• MATERIAL TO PROCESS
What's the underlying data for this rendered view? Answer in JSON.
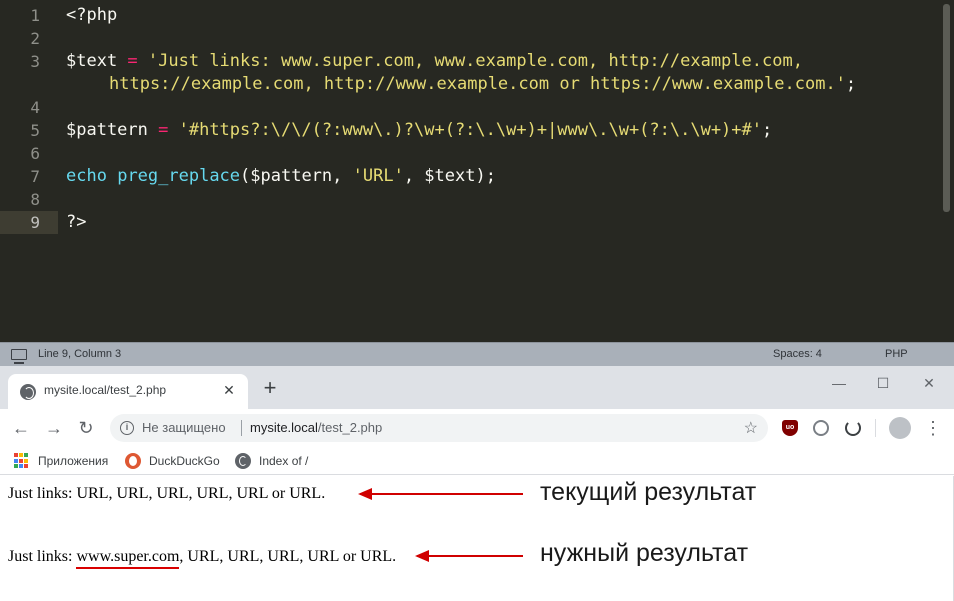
{
  "editor": {
    "line_numbers": [
      "1",
      "2",
      "3",
      "4",
      "5",
      "6",
      "7",
      "8",
      "9"
    ],
    "active_line": "9",
    "lines": {
      "l1": {
        "open": "<?php"
      },
      "l3": {
        "var": "$text",
        "eq": " = ",
        "str_a": "'Just links: www.super.com, www.example.com, http://example.com,"
      },
      "l3b": {
        "str_b": "https://example.com, http://www.example.com or https://www.example.com.'",
        "semi": ";"
      },
      "l5": {
        "var": "$pattern",
        "eq": " = ",
        "str": "'#https?:\\/\\/(?:www\\.)?\\w+(?:\\.\\w+)+|www\\.\\w+(?:\\.\\w+)+#'",
        "semi": ";"
      },
      "l7": {
        "kw": "echo",
        "sp": " ",
        "fn": "preg_replace",
        "p1": "($pattern, ",
        "str": "'URL'",
        "p2": ", $text);"
      },
      "l9": {
        "close": "?>"
      }
    }
  },
  "statusbar": {
    "position": "Line 9, Column 3",
    "spaces": "Spaces: 4",
    "syntax": "PHP"
  },
  "browser": {
    "tab_title": "mysite.local/test_2.php",
    "tab_close": "✕",
    "new_tab": "+",
    "win_minimize": "—",
    "win_maximize": "☐",
    "win_close": "✕",
    "back": "←",
    "forward": "→",
    "reload": "↻",
    "not_secure": "Не защищено",
    "url_host": "mysite.local",
    "url_path": "/test_2.php",
    "star": "☆",
    "menu": "⋮",
    "bookmarks": [
      "Приложения",
      "DuckDuckGo",
      "Index of /"
    ],
    "icons": {
      "tab": "globe-icon",
      "apps": "apps-grid-icon",
      "duckduckgo": "duckduckgo-icon",
      "index": "globe-icon",
      "ublock": "ublock-origin-icon",
      "ext_globe": "globe-extension-icon",
      "ext_sync": "sync-extension-icon",
      "avatar": "profile-avatar-icon"
    },
    "ublock_label": "uo"
  },
  "page": {
    "current": {
      "text": "Just links: URL, URL, URL, URL, URL or URL.",
      "note": "текущий результат"
    },
    "desired": {
      "link": "www.super.com",
      "rest": ", URL, URL, URL, URL or URL.",
      "prefix": "Just links: ",
      "note": "нужный результат"
    }
  },
  "colors": {
    "editor_bg": "#272822",
    "keyword": "#f92672",
    "string": "#e6db74",
    "function": "#66d9ef",
    "call": "#a6e22e",
    "annotation_red": "#d00000"
  }
}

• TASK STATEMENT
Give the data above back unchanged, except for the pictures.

• RESPONSE
What's the underlying data for this rendered view? Answer in JSON.
{
  "editor": {
    "line_numbers": [
      "1",
      "2",
      "3",
      "4",
      "5",
      "6",
      "7",
      "8",
      "9"
    ],
    "active_line": "9",
    "lines": {
      "l1": {
        "open": "<?php"
      },
      "l3": {
        "var": "$text",
        "eq": " = ",
        "str_a": "'Just links: www.super.com, www.example.com, http://example.com,"
      },
      "l3b": {
        "str_b": "https://example.com, http://www.example.com or https://www.example.com.'",
        "semi": ";"
      },
      "l5": {
        "var": "$pattern",
        "eq": " = ",
        "str": "'#https?:\\/\\/(?:www\\.)?\\w+(?:\\.\\w+)+|www\\.\\w+(?:\\.\\w+)+#'",
        "semi": ";"
      },
      "l7": {
        "kw": "echo",
        "sp": " ",
        "fn": "preg_replace",
        "p1": "($pattern, ",
        "str": "'URL'",
        "p2": ", $text);"
      },
      "l9": {
        "close": "?>"
      }
    }
  },
  "statusbar": {
    "position": "Line 9, Column 3",
    "spaces": "Spaces: 4",
    "syntax": "PHP"
  },
  "browser": {
    "tab_title": "mysite.local/test_2.php",
    "tab_close": "✕",
    "new_tab": "+",
    "win_minimize": "—",
    "win_maximize": "☐",
    "win_close": "✕",
    "back": "←",
    "forward": "→",
    "reload": "↻",
    "not_secure": "Не защищено",
    "url_host": "mysite.local",
    "url_path": "/test_2.php",
    "star": "☆",
    "menu": "⋮",
    "bookmarks": [
      "Приложения",
      "DuckDuckGo",
      "Index of /"
    ],
    "icons": {
      "tab": "globe-icon",
      "apps": "apps-grid-icon",
      "duckduckgo": "duckduckgo-icon",
      "index": "globe-icon",
      "ublock": "ublock-origin-icon",
      "ext_globe": "globe-extension-icon",
      "ext_sync": "sync-extension-icon",
      "avatar": "profile-avatar-icon"
    },
    "ublock_label": "uo"
  },
  "page": {
    "current": {
      "text": "Just links: URL, URL, URL, URL, URL or URL.",
      "note": "текущий результат"
    },
    "desired": {
      "link": "www.super.com",
      "rest": ", URL, URL, URL, URL or URL.",
      "prefix": "Just links: ",
      "note": "нужный результат"
    }
  },
  "colors": {
    "editor_bg": "#272822",
    "keyword": "#f92672",
    "string": "#e6db74",
    "function": "#66d9ef",
    "call": "#a6e22e",
    "annotation_red": "#d00000"
  }
}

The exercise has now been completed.